*RAW DATA*:
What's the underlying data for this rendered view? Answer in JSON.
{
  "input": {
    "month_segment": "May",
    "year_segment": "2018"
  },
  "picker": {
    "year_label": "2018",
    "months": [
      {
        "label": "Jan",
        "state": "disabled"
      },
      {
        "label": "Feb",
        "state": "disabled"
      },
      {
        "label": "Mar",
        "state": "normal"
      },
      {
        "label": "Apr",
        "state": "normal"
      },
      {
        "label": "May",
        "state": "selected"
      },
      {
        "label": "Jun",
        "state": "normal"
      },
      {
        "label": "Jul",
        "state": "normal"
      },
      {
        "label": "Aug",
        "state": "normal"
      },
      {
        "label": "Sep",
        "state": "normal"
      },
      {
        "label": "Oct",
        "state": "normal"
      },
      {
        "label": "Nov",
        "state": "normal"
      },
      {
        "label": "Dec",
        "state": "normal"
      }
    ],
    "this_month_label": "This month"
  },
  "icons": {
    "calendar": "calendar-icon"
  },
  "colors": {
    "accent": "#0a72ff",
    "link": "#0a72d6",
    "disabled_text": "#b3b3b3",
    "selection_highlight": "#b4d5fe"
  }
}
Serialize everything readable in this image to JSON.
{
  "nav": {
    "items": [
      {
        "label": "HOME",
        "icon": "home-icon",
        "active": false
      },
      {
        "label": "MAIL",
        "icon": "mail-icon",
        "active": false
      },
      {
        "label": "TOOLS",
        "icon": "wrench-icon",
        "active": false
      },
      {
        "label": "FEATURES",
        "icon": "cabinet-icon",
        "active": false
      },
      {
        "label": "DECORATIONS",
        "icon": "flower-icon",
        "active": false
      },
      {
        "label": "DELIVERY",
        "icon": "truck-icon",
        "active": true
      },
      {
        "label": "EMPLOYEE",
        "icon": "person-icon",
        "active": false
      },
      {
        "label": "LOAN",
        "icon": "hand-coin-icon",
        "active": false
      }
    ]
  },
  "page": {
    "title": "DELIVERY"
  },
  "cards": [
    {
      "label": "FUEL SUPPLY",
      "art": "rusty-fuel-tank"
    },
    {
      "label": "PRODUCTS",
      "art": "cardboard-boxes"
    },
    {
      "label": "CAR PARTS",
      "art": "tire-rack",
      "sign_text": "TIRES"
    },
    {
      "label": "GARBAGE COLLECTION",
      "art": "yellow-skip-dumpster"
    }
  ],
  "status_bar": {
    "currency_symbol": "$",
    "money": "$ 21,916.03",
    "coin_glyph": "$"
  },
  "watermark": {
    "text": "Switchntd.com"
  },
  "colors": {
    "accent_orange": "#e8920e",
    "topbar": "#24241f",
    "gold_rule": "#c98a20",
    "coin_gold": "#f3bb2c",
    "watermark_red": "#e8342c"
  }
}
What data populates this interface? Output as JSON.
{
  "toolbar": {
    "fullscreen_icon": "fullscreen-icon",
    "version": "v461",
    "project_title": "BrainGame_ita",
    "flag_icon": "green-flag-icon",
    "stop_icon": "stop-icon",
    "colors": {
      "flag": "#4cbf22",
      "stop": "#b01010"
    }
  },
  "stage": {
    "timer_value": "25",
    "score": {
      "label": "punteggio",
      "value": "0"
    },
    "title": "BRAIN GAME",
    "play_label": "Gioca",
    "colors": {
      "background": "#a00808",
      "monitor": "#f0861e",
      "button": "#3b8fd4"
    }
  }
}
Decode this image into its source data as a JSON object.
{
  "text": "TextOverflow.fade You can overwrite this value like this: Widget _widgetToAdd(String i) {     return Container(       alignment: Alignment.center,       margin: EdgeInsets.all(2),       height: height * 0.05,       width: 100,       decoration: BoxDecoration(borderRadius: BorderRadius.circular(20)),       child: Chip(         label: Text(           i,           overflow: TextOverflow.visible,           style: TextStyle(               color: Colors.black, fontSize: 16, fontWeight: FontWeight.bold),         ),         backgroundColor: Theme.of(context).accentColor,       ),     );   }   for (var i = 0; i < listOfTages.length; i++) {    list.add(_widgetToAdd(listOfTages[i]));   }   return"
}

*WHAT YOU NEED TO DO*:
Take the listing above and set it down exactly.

*RESPONSE BOX*:
What's the underlying data for this rendered view? Answer in JSON.
{
  "input": {
    "month_segment": "May",
    "year_segment": "2018"
  },
  "picker": {
    "year_label": "2018",
    "months": [
      {
        "label": "Jan",
        "state": "disabled"
      },
      {
        "label": "Feb",
        "state": "disabled"
      },
      {
        "label": "Mar",
        "state": "normal"
      },
      {
        "label": "Apr",
        "state": "normal"
      },
      {
        "label": "May",
        "state": "selected"
      },
      {
        "label": "Jun",
        "state": "normal"
      },
      {
        "label": "Jul",
        "state": "normal"
      },
      {
        "label": "Aug",
        "state": "normal"
      },
      {
        "label": "Sep",
        "state": "normal"
      },
      {
        "label": "Oct",
        "state": "normal"
      },
      {
        "label": "Nov",
        "state": "normal"
      },
      {
        "label": "Dec",
        "state": "normal"
      }
    ],
    "this_month_label": "This month"
  },
  "icons": {
    "calendar": "calendar-icon"
  },
  "colors": {
    "accent": "#0a72ff",
    "link": "#0a72d6",
    "disabled_text": "#b3b3b3",
    "selection_highlight": "#b4d5fe"
  }
}
Serialize everything readable in this image to JSON.
{
  "nav": {
    "items": [
      {
        "label": "HOME",
        "icon": "home-icon",
        "active": false
      },
      {
        "label": "MAIL",
        "icon": "mail-icon",
        "active": false
      },
      {
        "label": "TOOLS",
        "icon": "wrench-icon",
        "active": false
      },
      {
        "label": "FEATURES",
        "icon": "cabinet-icon",
        "active": false
      },
      {
        "label": "DECORATIONS",
        "icon": "flower-icon",
        "active": false
      },
      {
        "label": "DELIVERY",
        "icon": "truck-icon",
        "active": true
      },
      {
        "label": "EMPLOYEE",
        "icon": "person-icon",
        "active": false
      },
      {
        "label": "LOAN",
        "icon": "hand-coin-icon",
        "active": false
      }
    ]
  },
  "page": {
    "title": "DELIVERY"
  },
  "cards": [
    {
      "label": "FUEL SUPPLY",
      "art": "rusty-fuel-tank"
    },
    {
      "label": "PRODUCTS",
      "art": "cardboard-boxes"
    },
    {
      "label": "CAR PARTS",
      "art": "tire-rack",
      "sign_text": "TIRES"
    },
    {
      "label": "GARBAGE COLLECTION",
      "art": "yellow-skip-dumpster"
    }
  ],
  "status_bar": {
    "currency_symbol": "$",
    "money": "$ 21,916.03",
    "coin_glyph": "$"
  },
  "watermark": {
    "text": "Switchntd.com"
  },
  "colors": {
    "accent_orange": "#e8920e",
    "topbar": "#24241f",
    "gold_rule": "#c98a20",
    "coin_gold": "#f3bb2c",
    "watermark_red": "#e8342c"
  }
}
What data populates this interface? Output as JSON.
{
  "toolbar": {
    "fullscreen_icon": "fullscreen-icon",
    "version": "v461",
    "project_title": "BrainGame_ita",
    "flag_icon": "green-flag-icon",
    "stop_icon": "stop-icon",
    "colors": {
      "flag": "#4cbf22",
      "stop": "#b01010"
    }
  },
  "stage": {
    "timer_value": "25",
    "score": {
      "label": "punteggio",
      "value": "0"
    },
    "title": "BRAIN GAME",
    "play_label": "Gioca",
    "colors": {
      "background": "#a00808",
      "monitor": "#f0861e",
      "button": "#3b8fd4"
    }
  }
}
Decode this image into its source data as a JSON object.
{
  "text": "TextOverflow.fade You can overwrite this value like this: Widget _widgetToAdd(String i) {     return Container(       alignment: Alignment.center,       margin: EdgeInsets.all(2),       height: height * 0.05,       width: 100,       decoration: BoxDecoration(borderRadius: BorderRadius.circular(20)),       child: Chip(         label: Text(           i,           overflow: TextOverflow.visible,           style: TextStyle(               color: Colors.black, fontSize: 16, fontWeight: FontWeight.bold),         ),         backgroundColor: Theme.of(context).accentColor,       ),     );   }   for (var i = 0; i < listOfTages.length; i++) {    list.add(_widgetToAdd(listOfTages[i]));   }   return"
}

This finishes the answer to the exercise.